↓↓↓

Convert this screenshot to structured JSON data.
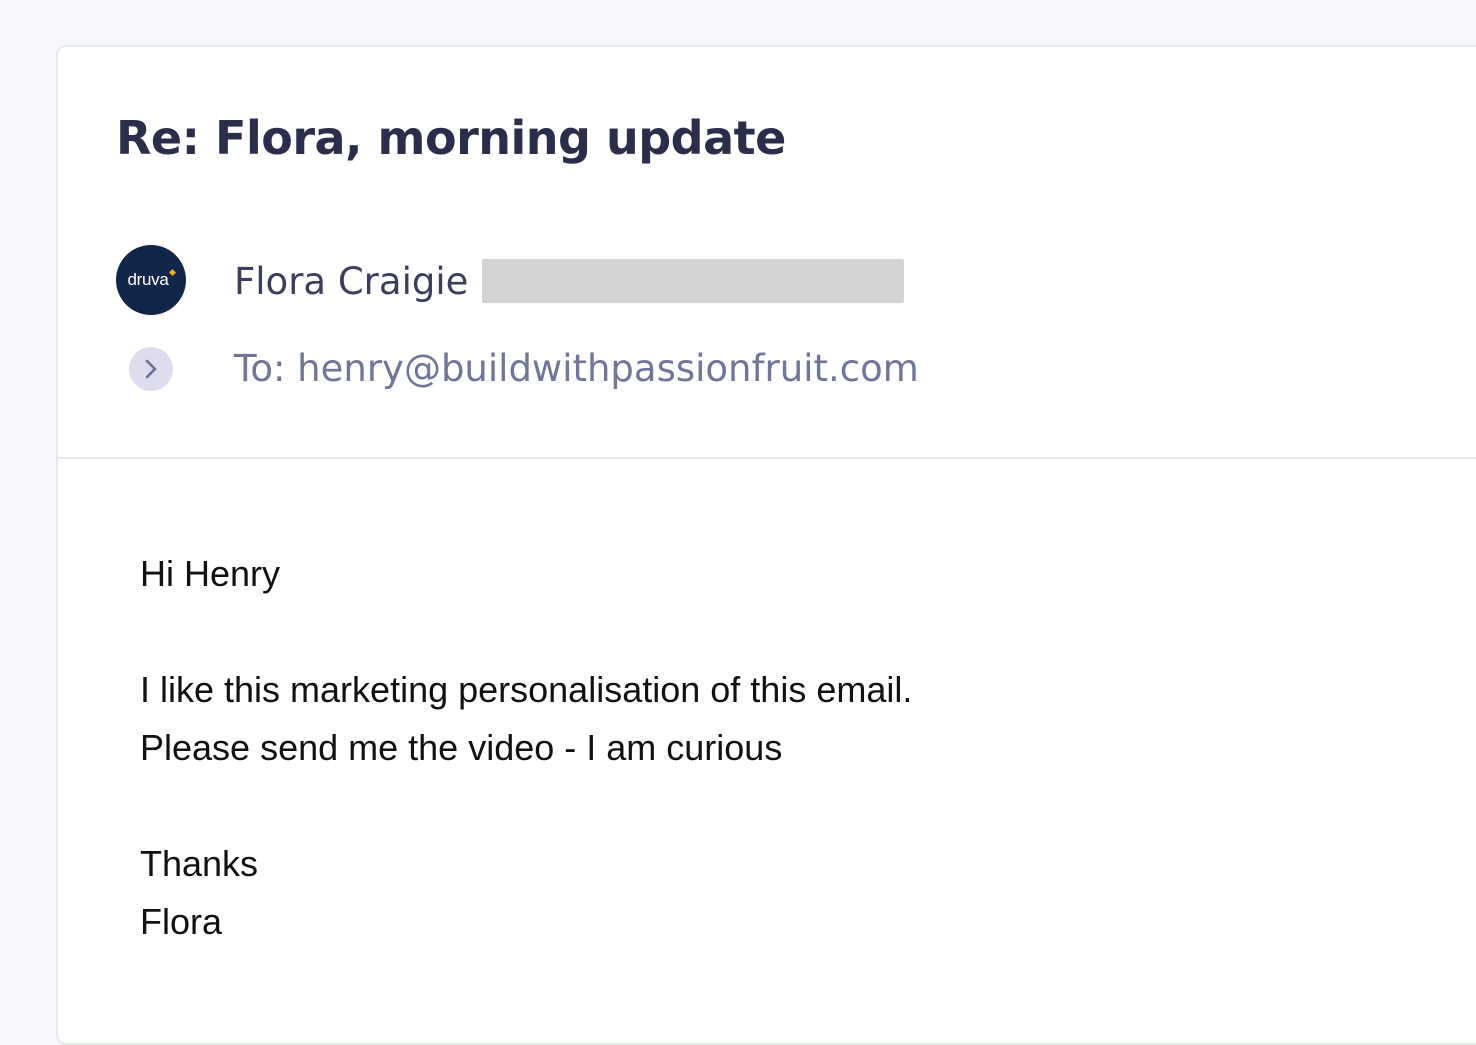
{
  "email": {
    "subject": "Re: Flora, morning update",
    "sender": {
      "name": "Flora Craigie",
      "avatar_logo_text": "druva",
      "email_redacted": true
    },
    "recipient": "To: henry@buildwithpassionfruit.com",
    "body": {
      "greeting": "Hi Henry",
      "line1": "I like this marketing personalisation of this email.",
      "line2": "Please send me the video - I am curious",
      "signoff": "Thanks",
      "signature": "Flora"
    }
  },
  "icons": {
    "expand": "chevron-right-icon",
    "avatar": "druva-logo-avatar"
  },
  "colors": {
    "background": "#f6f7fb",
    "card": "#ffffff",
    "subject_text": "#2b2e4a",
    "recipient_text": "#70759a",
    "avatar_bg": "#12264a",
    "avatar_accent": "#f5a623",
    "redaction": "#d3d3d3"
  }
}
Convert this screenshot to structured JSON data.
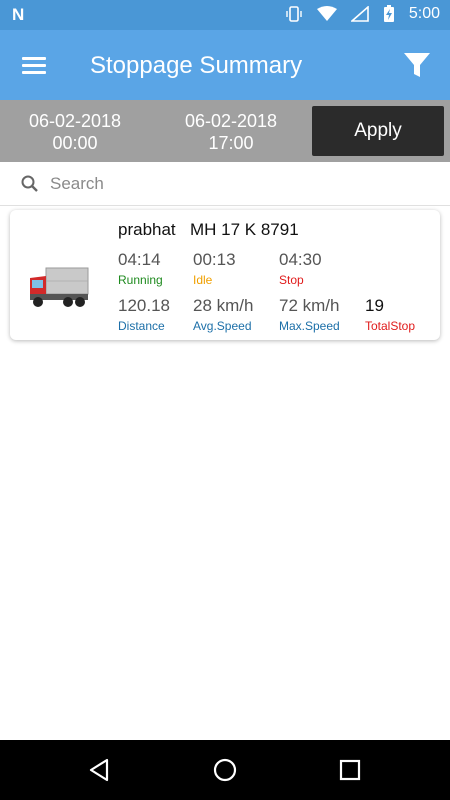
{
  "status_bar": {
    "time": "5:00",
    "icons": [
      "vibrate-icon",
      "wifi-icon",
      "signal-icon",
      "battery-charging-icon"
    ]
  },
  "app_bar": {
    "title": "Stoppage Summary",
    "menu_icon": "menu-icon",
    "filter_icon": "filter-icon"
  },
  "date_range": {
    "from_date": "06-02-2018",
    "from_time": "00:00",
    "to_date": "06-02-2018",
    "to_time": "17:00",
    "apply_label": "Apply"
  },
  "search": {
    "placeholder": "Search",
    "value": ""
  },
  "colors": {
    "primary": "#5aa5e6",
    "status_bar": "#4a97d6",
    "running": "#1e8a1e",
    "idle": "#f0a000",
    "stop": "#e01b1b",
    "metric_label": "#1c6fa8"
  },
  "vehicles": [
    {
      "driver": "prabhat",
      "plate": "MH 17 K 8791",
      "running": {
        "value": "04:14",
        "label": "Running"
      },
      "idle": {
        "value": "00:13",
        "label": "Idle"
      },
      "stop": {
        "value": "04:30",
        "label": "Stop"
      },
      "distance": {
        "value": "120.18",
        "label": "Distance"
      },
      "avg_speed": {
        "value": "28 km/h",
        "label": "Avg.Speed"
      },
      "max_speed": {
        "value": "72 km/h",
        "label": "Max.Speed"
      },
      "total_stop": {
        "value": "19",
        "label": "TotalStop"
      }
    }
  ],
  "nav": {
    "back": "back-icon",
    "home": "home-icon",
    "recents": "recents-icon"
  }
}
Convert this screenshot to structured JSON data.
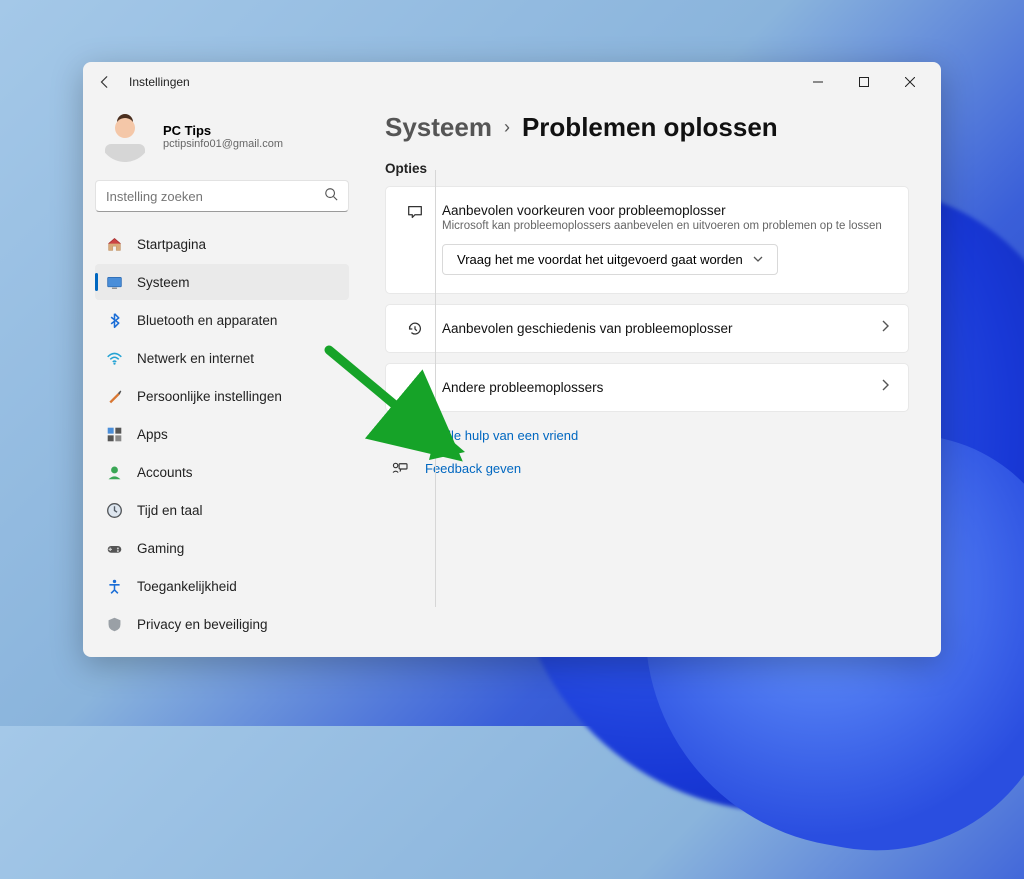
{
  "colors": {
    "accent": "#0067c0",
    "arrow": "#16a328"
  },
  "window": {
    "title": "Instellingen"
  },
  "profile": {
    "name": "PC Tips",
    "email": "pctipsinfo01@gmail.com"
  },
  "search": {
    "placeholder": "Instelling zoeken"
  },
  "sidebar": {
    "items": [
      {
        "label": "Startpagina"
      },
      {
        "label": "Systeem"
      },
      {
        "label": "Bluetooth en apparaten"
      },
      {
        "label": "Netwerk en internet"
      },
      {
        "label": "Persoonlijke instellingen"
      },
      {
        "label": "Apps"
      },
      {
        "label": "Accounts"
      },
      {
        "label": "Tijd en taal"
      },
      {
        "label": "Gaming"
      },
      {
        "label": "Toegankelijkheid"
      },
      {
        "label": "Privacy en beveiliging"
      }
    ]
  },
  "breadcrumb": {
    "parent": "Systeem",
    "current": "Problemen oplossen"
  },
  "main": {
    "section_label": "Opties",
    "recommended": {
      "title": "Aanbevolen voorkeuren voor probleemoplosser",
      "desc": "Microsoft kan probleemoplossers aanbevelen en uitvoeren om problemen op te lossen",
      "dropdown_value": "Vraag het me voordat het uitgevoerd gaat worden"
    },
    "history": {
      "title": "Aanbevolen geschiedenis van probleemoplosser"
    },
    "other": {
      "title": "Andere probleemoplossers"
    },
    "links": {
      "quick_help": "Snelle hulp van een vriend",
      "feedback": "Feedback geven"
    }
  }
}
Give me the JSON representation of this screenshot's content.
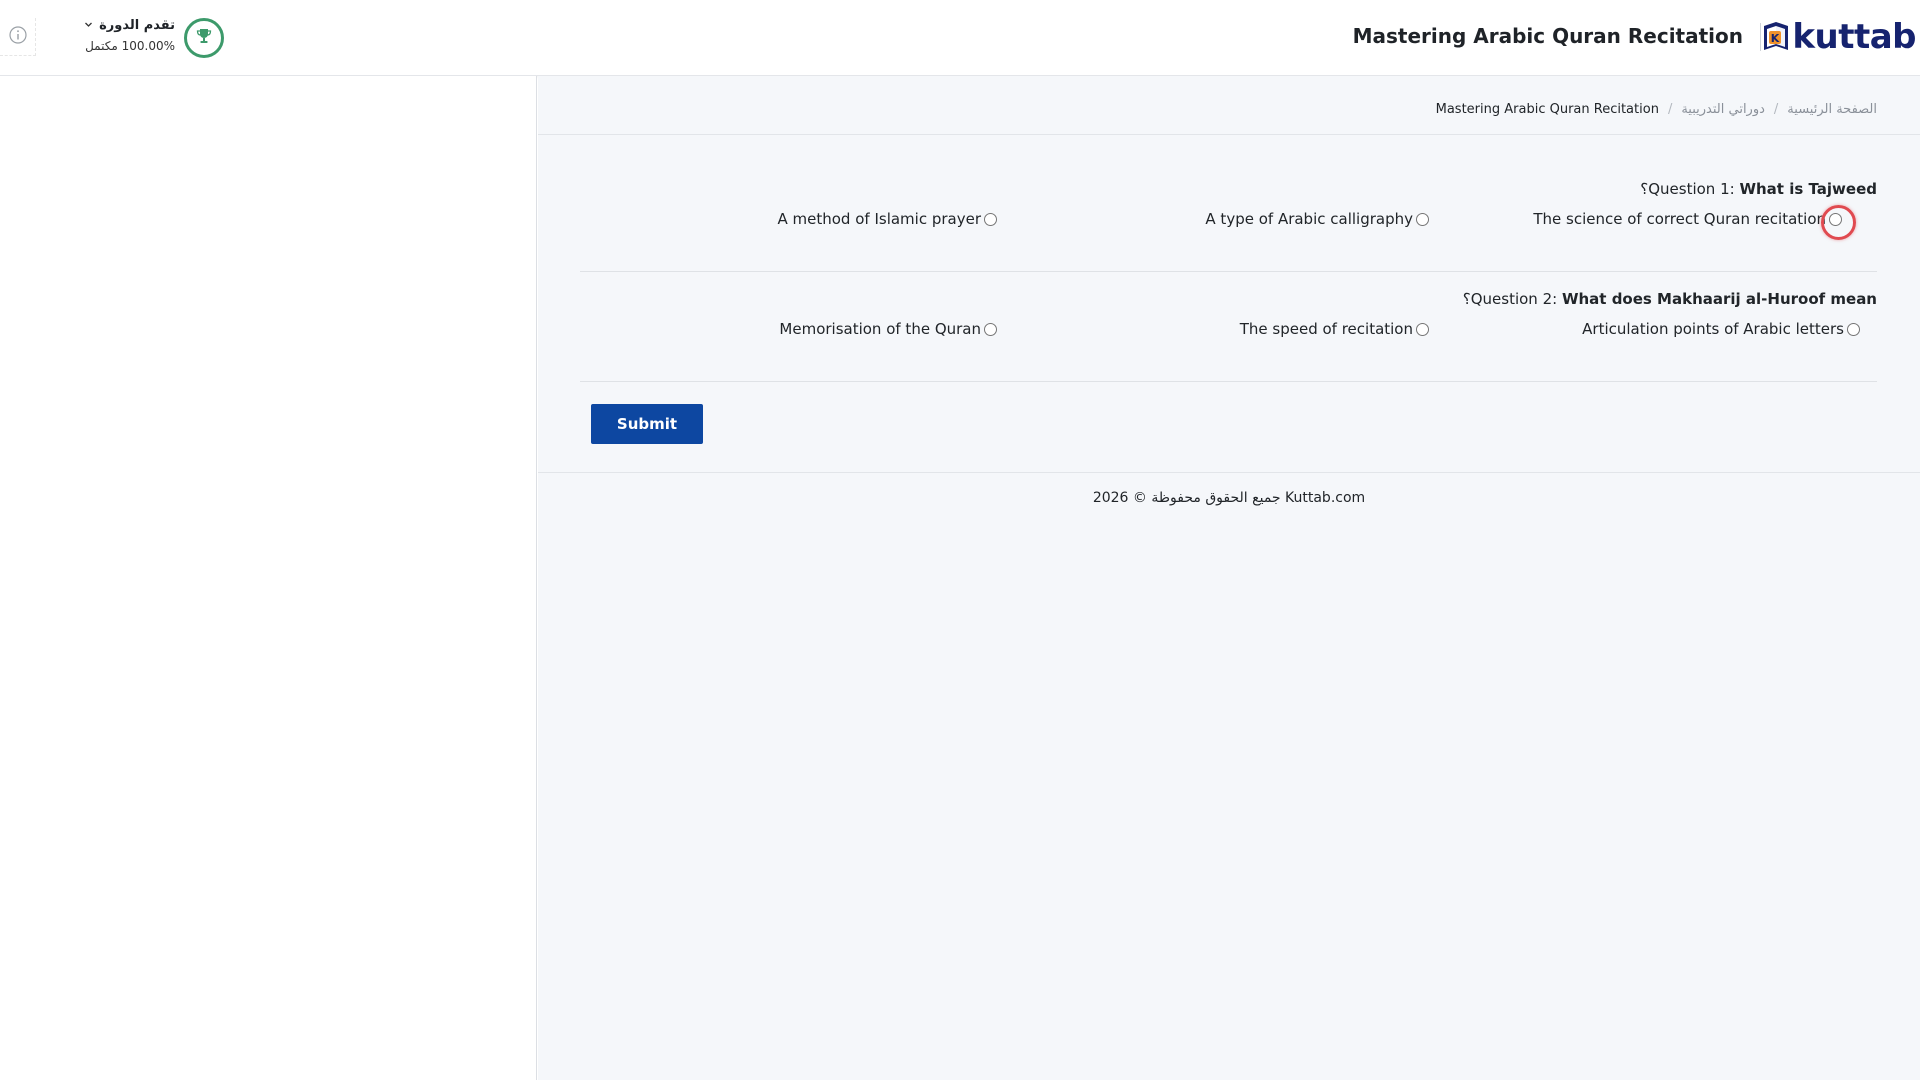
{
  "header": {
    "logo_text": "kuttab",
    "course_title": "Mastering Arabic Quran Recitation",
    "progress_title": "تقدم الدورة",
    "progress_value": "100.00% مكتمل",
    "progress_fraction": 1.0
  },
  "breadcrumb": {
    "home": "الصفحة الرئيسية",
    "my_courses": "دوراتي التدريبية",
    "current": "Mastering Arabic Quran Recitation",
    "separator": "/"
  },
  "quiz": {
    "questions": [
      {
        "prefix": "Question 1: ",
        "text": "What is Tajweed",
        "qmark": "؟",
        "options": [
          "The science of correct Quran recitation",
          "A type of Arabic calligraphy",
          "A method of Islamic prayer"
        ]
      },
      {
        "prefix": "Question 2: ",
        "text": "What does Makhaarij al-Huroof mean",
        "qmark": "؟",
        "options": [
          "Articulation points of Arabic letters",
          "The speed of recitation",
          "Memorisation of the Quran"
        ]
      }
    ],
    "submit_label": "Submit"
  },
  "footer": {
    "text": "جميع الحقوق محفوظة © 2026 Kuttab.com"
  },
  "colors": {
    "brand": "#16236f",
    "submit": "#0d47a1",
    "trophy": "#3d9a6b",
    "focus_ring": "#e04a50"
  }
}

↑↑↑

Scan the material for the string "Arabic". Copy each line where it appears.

    "course_title": "Mastering Arabic Quran Recitation",
    "current": "Mastering Arabic Quran Recitation",
          "A type of Arabic calligraphy",
          "Articulation points of Arabic letters",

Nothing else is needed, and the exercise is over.